Our next storm is here and it's anxious to get started with drizzle falling across much of the metro. But the majority of the precipitation will hold off until this afternoon and evening as a deepening area of low pressure scoots through. This will eventually lead to cooler temperatures and the change over from rain to snow.
So why are temperatures so warm to start?
Well, it actually has to do with the amount of moisture. When looking at a surface map, like the one below, you can see green numbers and red numbers. The red numbers are the current temperatures and the green numbers are the current dewpoints.

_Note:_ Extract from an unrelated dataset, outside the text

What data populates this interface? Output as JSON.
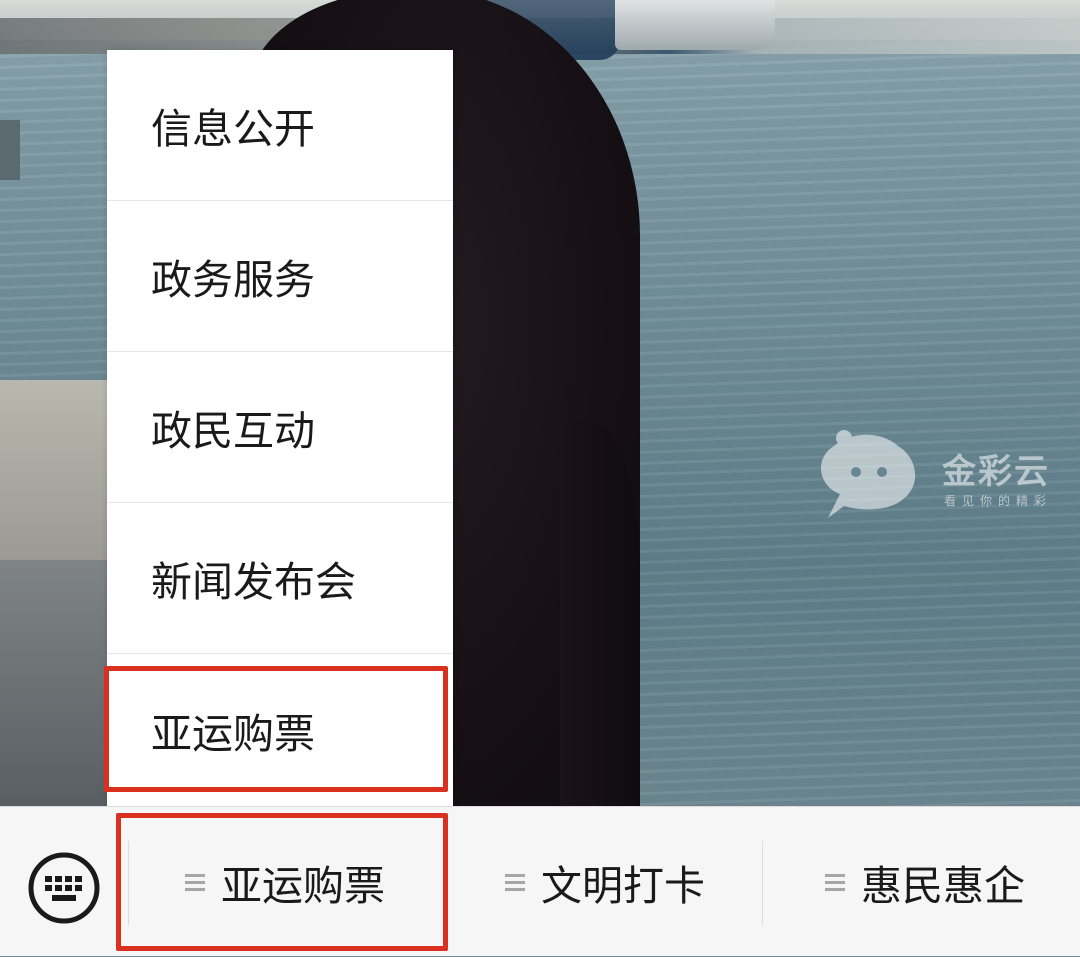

This image was taken around 6am and it shows an area of southerly winds and above freezing temperatures. But temperatures aren't above freezing simply because warm air moved in, which is what happens a lot of times during the day, but they are warmer because more moisture moved in. Notice the actual dewpoint numbers are above freezing, and in many cases, about the same as the current temperatures.
One rule of meteorology is that your dewpoint can NEVER rise above your temperature because the dewpoint is a measurement of how much water is in your air. So if you add more moisture to the atmosphere and your dewpoint jumps from 20 to 38 degrees, then your temperature cant under any circumstances be below 38 degrees. That's exactly what happened overnight.
Unfortunately for those that are sick of winter, cooler air will dive back in later on today and bring with it several inches of snow in some cases. Here is a look at the current projected liquid precipitation totals from across the area through Friday morning.
A solid half inch of liquid is expected to fall. Now in most cases, that will be a combo of rain and snow. So how much snow is coming? According to a few computer forecasting models, it could be several inches…
They appear to be pretty consistent with their placement that parts of eastern SD and central MN will get a thin band of 3 to 8 inches of the white stuff with more of a slushy inch or two for metro locations.
Remember though that these models don't take melting into account. With temperatures so close to freezing, some of the snow will actually melt on contact slowing the overall accumulation process leading to lower accumulation totals. But regardless, a 3 to 6 inch band looks pretty likely.
If you are looking for more of a probability forecast… here is what the Weather Prediction Center is showing for at least an inch, 2 inches, and 4 inches.
According to the WPC, most of us will see at least an inch of snow, with the heaviest band setting up from about St. Cloud through the Duluth area with at least a 70% chance of 4 inches.